“Relying solely on Soviet weapons was definitely a losing strategy,” Ukrainian Defense Minister Oleksii Reznikov explained.
To date, Ukraine’s foreign supporters have pledged no fewer than 267 155s—both self-propelled and tracked, half of which are M-777s. A 4.5-ton M-777 can fire an unguided shell out to a distance of up to 19 miles. That’s several miles farther than a 152-millimeter 2S3 can fire.
Those extra miles help Ukrainian gunners to target Russian gunners while staying beyond the range of Russian counterbattery fire. The statistics tell the story. In just over a hundred days of fighting, the Ukrainians have destroyed or captured at least 283 Russian heavy mortars, cannons and rocket-launchers. The Russians meanwhile have knocked out or seized 95 Ukrainian heavy guns and launchers.
But war is dangerous. And Ukraine’s new M-777 batteries have suffered losses.

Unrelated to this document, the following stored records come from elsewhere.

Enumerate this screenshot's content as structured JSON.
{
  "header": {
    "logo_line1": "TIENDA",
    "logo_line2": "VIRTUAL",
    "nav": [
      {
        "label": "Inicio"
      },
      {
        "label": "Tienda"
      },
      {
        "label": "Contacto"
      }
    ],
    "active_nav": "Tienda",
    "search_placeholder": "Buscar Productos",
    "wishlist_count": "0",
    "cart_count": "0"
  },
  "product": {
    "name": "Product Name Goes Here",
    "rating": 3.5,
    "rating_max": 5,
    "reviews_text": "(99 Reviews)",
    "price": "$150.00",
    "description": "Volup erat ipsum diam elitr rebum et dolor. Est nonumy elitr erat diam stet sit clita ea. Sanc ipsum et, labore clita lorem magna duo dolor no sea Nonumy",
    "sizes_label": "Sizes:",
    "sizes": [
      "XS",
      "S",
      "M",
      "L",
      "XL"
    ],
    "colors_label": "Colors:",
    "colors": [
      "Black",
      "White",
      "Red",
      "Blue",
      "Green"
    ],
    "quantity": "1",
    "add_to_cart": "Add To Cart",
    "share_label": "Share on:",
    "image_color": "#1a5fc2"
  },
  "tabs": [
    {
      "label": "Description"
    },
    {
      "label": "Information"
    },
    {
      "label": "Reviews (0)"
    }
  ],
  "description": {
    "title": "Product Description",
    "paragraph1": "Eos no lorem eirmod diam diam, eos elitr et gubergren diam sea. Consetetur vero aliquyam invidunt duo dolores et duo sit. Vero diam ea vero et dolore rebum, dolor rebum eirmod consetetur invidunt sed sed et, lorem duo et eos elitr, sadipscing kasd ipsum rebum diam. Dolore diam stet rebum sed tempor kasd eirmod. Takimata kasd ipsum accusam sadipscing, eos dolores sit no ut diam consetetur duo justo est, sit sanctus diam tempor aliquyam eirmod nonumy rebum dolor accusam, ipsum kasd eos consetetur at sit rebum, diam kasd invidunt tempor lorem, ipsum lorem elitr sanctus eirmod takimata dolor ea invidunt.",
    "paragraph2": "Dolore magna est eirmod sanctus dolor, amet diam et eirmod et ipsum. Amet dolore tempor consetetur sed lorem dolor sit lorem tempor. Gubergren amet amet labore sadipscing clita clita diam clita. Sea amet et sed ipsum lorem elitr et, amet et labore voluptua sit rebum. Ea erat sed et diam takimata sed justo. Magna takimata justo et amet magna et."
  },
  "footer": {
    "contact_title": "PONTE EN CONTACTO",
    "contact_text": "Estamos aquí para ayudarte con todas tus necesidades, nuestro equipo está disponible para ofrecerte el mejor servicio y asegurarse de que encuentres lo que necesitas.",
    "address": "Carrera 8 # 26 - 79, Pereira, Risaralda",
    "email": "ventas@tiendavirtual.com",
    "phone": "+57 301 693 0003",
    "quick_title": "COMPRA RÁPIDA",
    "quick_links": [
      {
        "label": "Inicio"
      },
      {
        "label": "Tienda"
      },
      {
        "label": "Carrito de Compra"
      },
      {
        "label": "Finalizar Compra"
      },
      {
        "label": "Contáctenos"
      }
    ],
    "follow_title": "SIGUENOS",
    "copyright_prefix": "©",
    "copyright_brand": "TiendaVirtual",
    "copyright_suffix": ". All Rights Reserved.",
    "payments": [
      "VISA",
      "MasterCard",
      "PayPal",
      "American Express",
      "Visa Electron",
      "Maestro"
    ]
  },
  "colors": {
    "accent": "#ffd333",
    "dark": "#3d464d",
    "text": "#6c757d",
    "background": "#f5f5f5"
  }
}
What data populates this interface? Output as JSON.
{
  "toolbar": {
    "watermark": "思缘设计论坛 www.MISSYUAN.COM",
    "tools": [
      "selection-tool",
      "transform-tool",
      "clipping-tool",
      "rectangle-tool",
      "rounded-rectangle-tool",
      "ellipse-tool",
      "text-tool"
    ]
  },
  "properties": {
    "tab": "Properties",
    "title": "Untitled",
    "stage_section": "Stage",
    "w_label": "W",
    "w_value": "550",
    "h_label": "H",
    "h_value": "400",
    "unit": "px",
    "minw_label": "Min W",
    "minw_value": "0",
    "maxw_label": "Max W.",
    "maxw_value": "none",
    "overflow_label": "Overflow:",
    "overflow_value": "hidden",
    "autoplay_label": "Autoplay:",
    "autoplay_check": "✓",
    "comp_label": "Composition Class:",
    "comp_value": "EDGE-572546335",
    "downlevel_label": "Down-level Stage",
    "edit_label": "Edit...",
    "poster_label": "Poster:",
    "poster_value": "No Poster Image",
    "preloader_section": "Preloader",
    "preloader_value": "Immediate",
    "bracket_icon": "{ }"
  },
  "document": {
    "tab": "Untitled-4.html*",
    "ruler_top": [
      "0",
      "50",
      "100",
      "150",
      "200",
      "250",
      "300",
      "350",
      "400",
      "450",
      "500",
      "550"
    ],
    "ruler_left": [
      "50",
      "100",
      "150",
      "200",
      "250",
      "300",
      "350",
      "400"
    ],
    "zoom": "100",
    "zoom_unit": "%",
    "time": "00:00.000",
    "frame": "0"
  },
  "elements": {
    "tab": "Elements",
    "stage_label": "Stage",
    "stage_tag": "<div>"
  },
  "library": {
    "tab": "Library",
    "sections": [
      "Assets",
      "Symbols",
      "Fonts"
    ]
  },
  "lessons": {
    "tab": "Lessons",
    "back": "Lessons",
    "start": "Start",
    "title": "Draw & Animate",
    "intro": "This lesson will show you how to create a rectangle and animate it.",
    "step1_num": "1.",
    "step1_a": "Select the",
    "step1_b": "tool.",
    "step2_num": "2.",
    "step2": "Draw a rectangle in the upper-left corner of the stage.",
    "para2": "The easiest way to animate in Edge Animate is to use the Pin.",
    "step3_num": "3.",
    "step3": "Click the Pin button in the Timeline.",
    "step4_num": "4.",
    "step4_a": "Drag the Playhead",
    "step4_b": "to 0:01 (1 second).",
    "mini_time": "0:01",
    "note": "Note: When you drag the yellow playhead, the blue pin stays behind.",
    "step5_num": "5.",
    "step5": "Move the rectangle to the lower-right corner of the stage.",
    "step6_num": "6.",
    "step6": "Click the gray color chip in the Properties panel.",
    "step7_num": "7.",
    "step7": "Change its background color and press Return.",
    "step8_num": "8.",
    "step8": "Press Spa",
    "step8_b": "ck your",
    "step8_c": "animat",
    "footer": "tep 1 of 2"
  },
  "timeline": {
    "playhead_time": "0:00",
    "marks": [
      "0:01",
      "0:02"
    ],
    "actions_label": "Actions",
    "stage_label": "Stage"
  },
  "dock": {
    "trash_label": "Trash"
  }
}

In May, a Russian KUB kamikaze drone targeted and damaged an M-777 battery. Yesterday video circulated online depicting Russian artillery striking another M-777 battery, destroying one of the guns.
The United States could make good those losses. The M-777s it’s donated so far mostly are ex-U.S. Marine Corps guns that were rendered redundant by the Corps’ accelerating switchover to rocket launchers. The Marines and the U.S. Army still have a thousand M-777s between them. It’s possible some—or many—of them will be making their way to Ukraine.
“We, in collaboration with allies and partners, are pushing artillery long-range fires to the front as quickly as we can,” an unnamed U.S. defense official told reporters last week.